I don't know who did it though I'd love to give credit -- maybe it's from here? -- but I LOL'ed 

More Captain America Funny: In related unexpectedly amusing news, the US Army confirms that it would indeed owe Steve Rogers 66 years of back pay after he was thawed out in Captain America: The First Avengers; Pajiba reveals a list of every "Chris" that is not part of the Marvel-verse; Over at Funny or Die, thanks to Tony Hale, Civil War Reenactments now mean a completely different thing...It's not a hobby it's a lifestyle!

Random News To Go
Godzilla 2 has been pushed back to 2019. Way to strike while the iron is hot, Warner Bros. Five years between movies? Strange.
• It's not official official yet but Lupita Nyong'o is reportedly in talks for Marvel's Black Panther, assumed to be the superhero's love interest
• We dreaded it and it's now official: Agent Carter, Marvel's most joyful current property (and they have so many now on TV and film) has been cancelled. In much happier news, The Real O'Neals (absolutely adorable and super funny - please tell me you're watching) has been renewed. Here's a bunch of other new cancellations and renewals.

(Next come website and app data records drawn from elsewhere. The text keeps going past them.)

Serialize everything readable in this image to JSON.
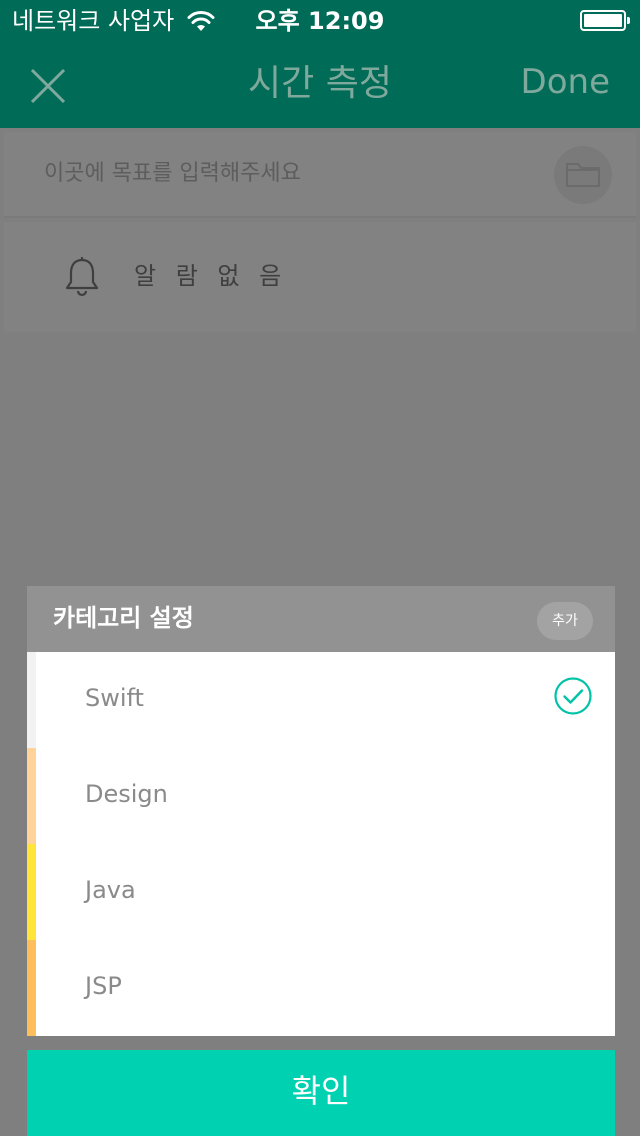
{
  "status_bar": {
    "carrier": "네트워크 사업자",
    "time": "오후 12:09"
  },
  "nav": {
    "title": "시간 측정",
    "done_label": "Done",
    "close_icon": "close-icon"
  },
  "goal": {
    "placeholder": "이곳에 목표를 입력해주세요",
    "folder_icon": "folder-icon"
  },
  "alarm": {
    "label": "알 람 없 음",
    "icon": "bell-icon"
  },
  "modal": {
    "title": "카테고리 설정",
    "add_label": "추가",
    "categories": [
      {
        "name": "Swift",
        "color": "#f2f2f2",
        "selected": true
      },
      {
        "name": "Design",
        "color": "#ffd39a",
        "selected": false
      },
      {
        "name": "Java",
        "color": "#ffe43a",
        "selected": false
      },
      {
        "name": "JSP",
        "color": "#ffbe5c",
        "selected": false
      }
    ],
    "confirm_label": "확인"
  },
  "colors": {
    "header_bg": "#006b56",
    "accent": "#00d2b1",
    "overlay": "#7f7f7f"
  }
}
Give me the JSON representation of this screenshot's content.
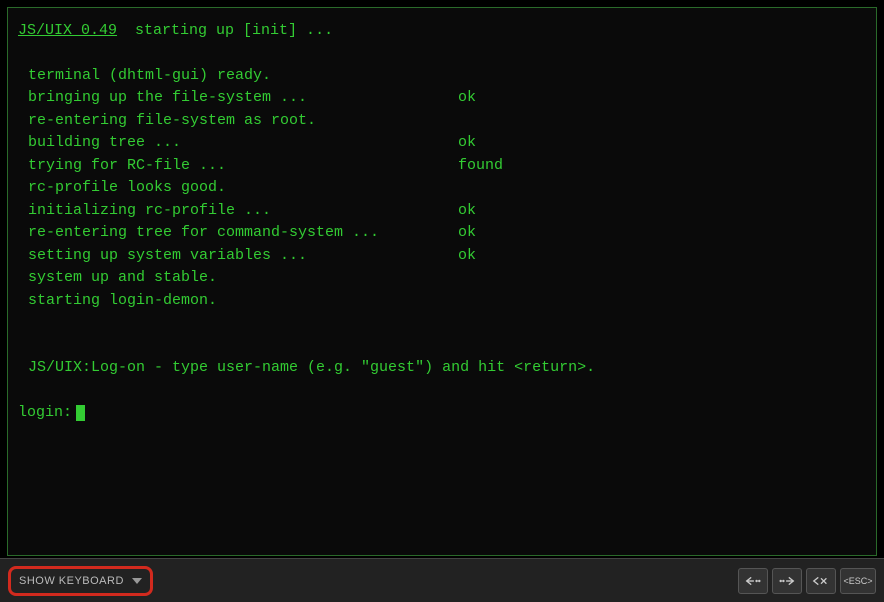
{
  "header": {
    "title": "JS/UIX 0.49",
    "suffix": "  starting up [init] ..."
  },
  "boot": [
    {
      "msg": "terminal (dhtml-gui) ready.",
      "status": ""
    },
    {
      "msg": "bringing up the file-system ...",
      "status": "ok"
    },
    {
      "msg": "re-entering file-system as root.",
      "status": ""
    },
    {
      "msg": "building tree ...",
      "status": "ok"
    },
    {
      "msg": "trying for RC-file ...",
      "status": "found"
    },
    {
      "msg": "rc-profile looks good.",
      "status": ""
    },
    {
      "msg": "initializing rc-profile ...",
      "status": "ok"
    },
    {
      "msg": "re-entering tree for command-system ...",
      "status": "ok"
    },
    {
      "msg": "setting up system variables ...",
      "status": "ok"
    },
    {
      "msg": "system up and stable.",
      "status": ""
    },
    {
      "msg": "starting login-demon.",
      "status": ""
    }
  ],
  "logon": {
    "instruction": "JS/UIX:Log-on - type user-name (e.g. \"guest\") and hit <return>.",
    "prompt": "login:"
  },
  "toolbar": {
    "show_keyboard": "SHOW KEYBOARD",
    "esc_label": "<ESC>"
  }
}
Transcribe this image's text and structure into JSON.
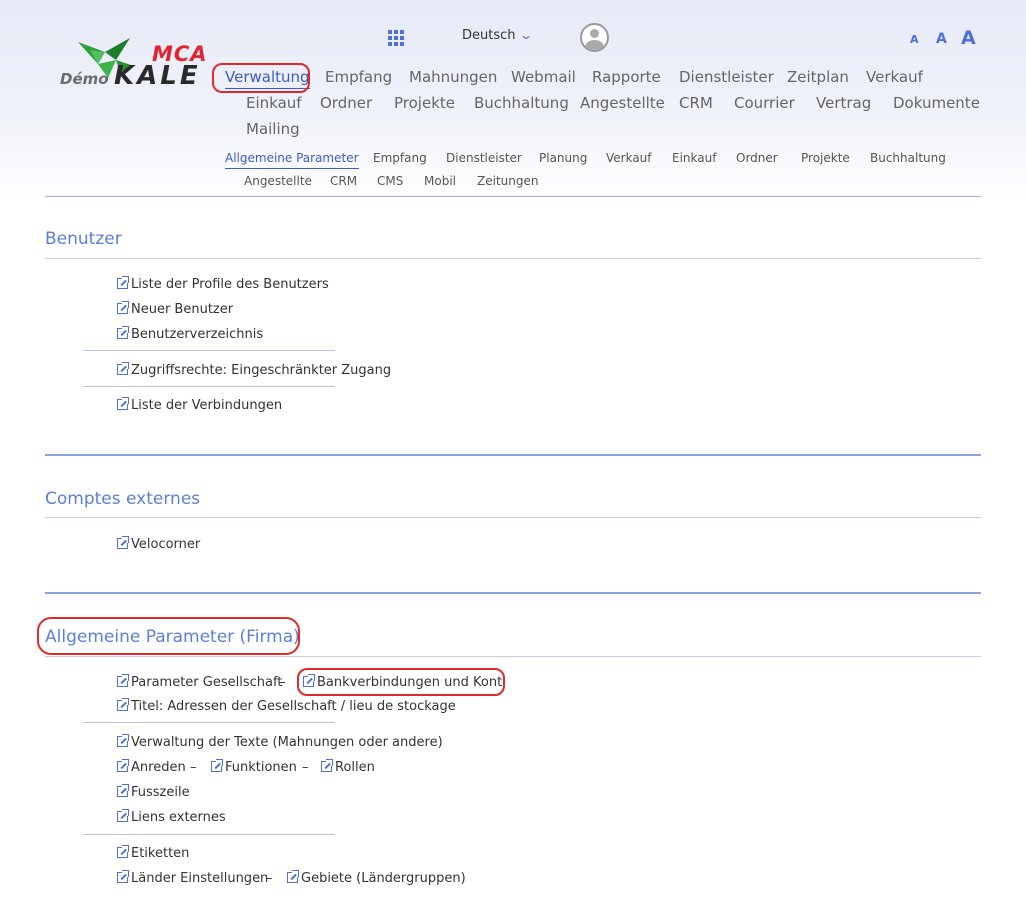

Tuesday
Mar292016

Today's Must Read: Streep's "Kramer vs Kramer" Breakthrough

This new book on Meryl's rise will be released at the end of AprilIf you haven't yet chanced upon it or been directed there by multiple excited tweets, make sure to read this excerpt / reworking of a passage from a forthcoming book by Michael Schulman on Meryl Streep's rise to fame via Kramer vs Kramer that's currently gracing Vanity Fair. We've talked about Kramer vs Kramer multiple times here at TFE and it's been heartening to see the critical tide at least slightly turning in the blockbuster drama's favor of late. For a long time cinephiles seemed to despise it, due in no small part to its Oscars. When you beat noticeably ambitious artistic and stylized masterpieces like Apocalypse Now and All That Jazz to the Best Picture crown there's bound to be a backlash if your film is merely human-sized, no matter how resonant and superbly acted it may be. But, a truth, that's always worth noting in movie buff wars: every year has multiple films worthy of praise and just because one gets singled out in the moment, it doesn't mean its worthy of your ire.

But I digress. Read this piece! Here's a bit about the fantasies, realities, and fictions around Meryl Streep's audition --  nobody actually knows which is which since the accounts are different depending on who is interviewed:

Meryl marched into the hotel suite where Hoffman, Benton, and Jaffe sat side by side. She had read Corman’s novel and found Joanna to be “an ogre, a princess, an ass,” as she put it soon after to American Film. When Dustin asked her what she thought of the story, she told him in no uncertain terms. They had the character all wrong, she insisted. Her reasons for leaving Ted are too hazy. We should understand why she comes back for custody. When she gives up Billy in the final scene, it should be for the boy’s sake, not hers. Joanna isn’t a villain; she’s a reflection of a real struggle that women are going through across the country, and the audience should feel some sympathy for her. If they wanted Meryl, they’d need to do re-writes, she later told Ms. magazine.

The trio was taken aback, mostly because they hadn’t called her in for Joanna in the first place. They were thinking of her for the minor role of Phyllis, the one-night stand. Somehow she’d gotten the wrong message. Still, she seemed to understand the character instinctively. Maybe this was their Joanna after all?

That, at least, was Meryl’s version. The story the men told was completely different...